[Given data — start]
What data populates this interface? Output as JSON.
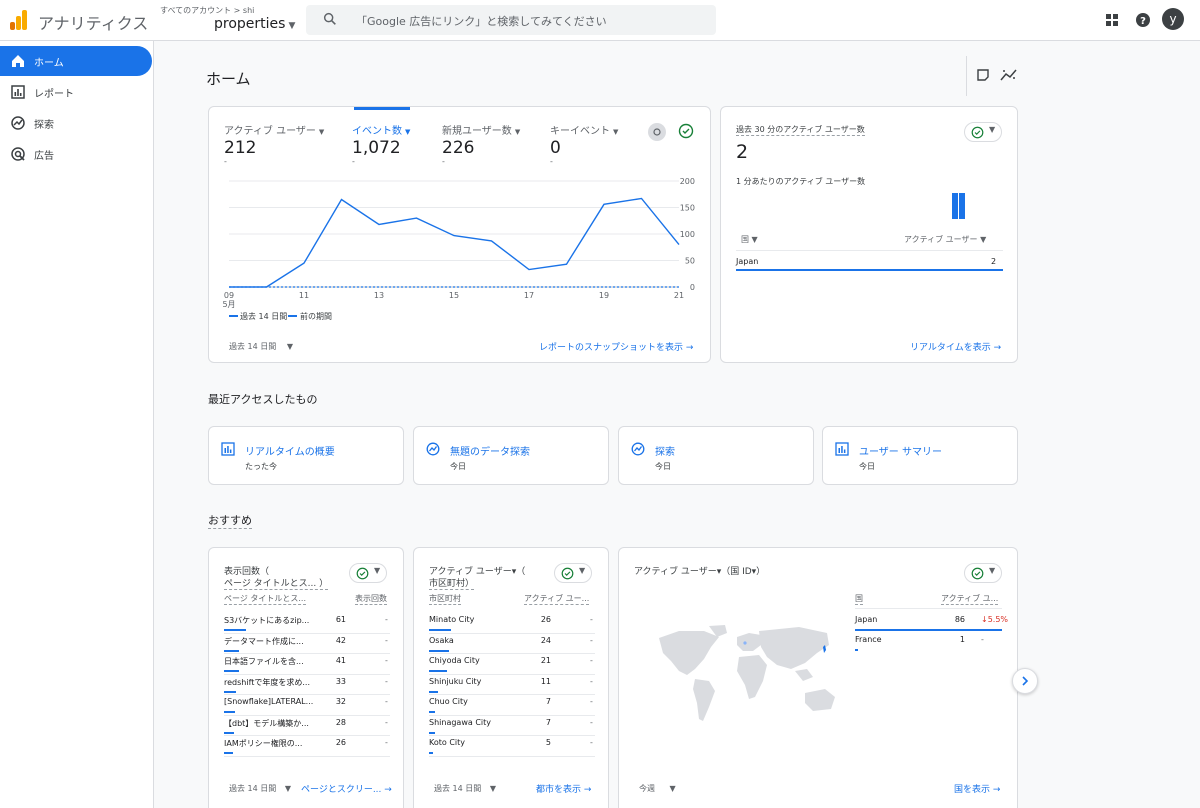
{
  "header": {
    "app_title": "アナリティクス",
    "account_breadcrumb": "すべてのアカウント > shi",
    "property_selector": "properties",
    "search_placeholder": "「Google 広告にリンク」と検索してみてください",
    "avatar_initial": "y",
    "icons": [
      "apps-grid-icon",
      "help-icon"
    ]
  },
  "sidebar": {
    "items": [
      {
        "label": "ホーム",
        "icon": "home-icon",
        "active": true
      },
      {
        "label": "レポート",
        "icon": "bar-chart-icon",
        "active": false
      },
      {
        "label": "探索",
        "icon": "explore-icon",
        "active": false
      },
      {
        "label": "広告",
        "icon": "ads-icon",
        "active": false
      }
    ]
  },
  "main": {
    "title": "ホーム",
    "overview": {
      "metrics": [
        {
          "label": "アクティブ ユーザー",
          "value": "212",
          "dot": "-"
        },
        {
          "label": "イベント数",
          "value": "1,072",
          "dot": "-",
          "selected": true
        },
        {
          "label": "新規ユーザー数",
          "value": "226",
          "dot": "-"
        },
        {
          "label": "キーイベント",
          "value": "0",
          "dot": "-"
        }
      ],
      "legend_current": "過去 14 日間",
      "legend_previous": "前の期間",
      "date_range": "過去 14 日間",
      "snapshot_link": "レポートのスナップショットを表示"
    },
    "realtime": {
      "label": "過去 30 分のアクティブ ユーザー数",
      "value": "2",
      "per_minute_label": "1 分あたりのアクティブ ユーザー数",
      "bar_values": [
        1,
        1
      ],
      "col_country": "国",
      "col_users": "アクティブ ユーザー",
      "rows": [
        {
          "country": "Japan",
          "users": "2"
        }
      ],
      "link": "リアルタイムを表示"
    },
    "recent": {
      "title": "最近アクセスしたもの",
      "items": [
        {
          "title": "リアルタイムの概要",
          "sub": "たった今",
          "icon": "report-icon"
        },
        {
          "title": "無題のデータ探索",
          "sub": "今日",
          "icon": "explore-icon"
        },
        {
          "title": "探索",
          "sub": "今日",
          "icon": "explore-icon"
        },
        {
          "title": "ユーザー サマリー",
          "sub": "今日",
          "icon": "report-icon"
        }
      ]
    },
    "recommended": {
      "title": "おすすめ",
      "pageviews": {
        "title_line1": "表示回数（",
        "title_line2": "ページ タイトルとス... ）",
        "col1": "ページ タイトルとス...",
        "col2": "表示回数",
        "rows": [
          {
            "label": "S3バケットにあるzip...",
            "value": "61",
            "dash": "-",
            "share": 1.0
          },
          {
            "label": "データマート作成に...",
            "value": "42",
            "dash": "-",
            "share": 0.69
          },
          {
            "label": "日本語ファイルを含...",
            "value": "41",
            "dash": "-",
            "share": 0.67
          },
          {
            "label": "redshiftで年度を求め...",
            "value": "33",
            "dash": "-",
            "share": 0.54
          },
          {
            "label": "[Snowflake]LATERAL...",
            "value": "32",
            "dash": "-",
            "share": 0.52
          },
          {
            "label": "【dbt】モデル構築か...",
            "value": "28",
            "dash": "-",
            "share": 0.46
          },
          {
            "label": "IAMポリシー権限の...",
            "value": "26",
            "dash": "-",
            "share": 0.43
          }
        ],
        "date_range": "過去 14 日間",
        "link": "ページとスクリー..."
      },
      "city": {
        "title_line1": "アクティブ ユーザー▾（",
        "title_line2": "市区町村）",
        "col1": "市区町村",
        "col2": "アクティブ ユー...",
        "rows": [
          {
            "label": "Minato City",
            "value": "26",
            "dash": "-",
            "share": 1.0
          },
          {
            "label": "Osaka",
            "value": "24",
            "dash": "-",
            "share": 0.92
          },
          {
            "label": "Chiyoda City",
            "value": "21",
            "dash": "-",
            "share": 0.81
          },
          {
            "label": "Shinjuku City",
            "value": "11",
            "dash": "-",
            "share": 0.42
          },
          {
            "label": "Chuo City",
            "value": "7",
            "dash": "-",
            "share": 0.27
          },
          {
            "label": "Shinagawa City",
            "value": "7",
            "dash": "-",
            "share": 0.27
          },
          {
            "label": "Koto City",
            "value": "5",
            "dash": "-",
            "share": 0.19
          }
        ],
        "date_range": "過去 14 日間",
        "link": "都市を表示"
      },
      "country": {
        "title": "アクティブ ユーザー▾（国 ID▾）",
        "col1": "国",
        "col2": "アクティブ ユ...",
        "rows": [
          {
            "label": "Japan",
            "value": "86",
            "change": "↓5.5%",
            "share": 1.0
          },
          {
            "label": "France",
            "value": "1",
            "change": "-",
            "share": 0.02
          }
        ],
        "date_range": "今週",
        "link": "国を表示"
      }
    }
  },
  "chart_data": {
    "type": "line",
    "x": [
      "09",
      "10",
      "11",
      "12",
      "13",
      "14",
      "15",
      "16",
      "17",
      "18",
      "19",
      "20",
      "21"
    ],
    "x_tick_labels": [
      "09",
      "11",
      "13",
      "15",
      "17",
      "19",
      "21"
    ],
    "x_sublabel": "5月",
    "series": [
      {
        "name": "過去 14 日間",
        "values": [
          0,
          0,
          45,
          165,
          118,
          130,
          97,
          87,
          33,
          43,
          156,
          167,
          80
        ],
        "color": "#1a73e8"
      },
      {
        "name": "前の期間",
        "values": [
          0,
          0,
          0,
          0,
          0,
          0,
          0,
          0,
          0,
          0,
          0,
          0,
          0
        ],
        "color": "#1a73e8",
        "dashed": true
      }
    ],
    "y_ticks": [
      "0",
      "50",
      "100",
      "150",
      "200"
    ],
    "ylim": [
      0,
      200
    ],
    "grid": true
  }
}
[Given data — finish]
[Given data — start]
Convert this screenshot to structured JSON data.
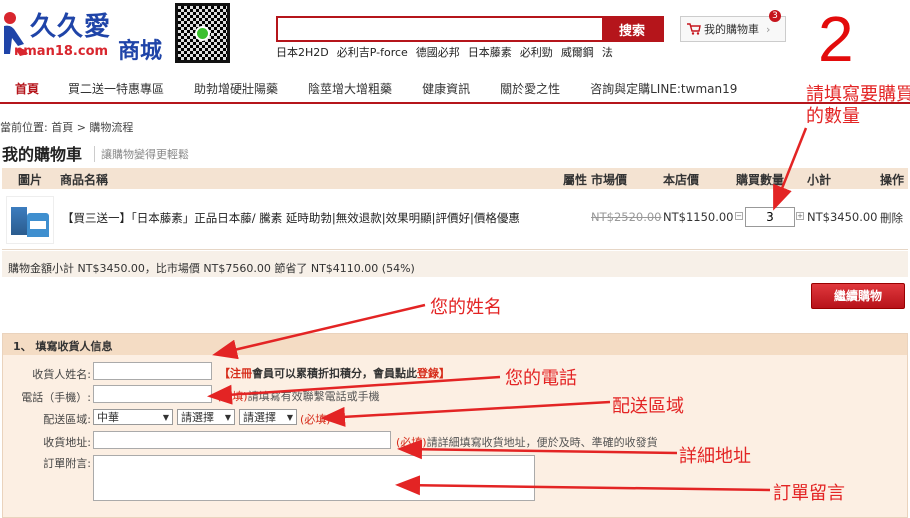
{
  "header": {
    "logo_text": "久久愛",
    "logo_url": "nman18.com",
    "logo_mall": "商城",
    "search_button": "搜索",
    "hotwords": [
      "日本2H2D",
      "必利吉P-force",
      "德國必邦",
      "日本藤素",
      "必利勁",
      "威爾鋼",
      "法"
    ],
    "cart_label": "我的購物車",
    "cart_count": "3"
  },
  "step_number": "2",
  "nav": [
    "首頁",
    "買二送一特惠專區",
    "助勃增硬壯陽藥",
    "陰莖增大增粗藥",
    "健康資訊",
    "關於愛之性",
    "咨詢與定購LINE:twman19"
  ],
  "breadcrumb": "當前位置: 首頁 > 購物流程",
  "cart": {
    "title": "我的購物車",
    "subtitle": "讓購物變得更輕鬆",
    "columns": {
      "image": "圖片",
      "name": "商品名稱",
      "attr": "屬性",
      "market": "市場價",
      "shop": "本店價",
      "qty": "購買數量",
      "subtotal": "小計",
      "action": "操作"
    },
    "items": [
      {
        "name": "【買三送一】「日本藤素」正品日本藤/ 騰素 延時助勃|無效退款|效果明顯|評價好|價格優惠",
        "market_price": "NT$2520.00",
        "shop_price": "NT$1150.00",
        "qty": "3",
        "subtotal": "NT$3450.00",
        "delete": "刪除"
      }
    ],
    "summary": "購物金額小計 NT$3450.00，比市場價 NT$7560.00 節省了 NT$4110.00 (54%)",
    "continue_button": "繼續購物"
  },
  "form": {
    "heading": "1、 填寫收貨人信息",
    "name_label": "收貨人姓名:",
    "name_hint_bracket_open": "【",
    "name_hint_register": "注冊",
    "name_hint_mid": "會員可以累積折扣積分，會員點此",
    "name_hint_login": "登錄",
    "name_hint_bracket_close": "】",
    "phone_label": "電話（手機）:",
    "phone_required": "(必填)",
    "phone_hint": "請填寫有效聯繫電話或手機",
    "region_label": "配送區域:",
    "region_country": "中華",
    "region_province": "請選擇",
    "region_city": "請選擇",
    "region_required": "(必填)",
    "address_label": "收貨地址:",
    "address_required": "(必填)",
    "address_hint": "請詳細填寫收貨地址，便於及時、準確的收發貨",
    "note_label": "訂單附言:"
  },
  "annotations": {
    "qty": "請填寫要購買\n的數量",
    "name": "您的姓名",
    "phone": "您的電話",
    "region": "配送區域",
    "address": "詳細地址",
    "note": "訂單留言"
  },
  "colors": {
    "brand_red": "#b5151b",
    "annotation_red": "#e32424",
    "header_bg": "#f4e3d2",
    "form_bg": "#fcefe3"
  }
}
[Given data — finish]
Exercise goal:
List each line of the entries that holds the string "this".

Solved exercise:
What data populates this interface? Output as JSON.
Convert this screenshot to structured JSON data.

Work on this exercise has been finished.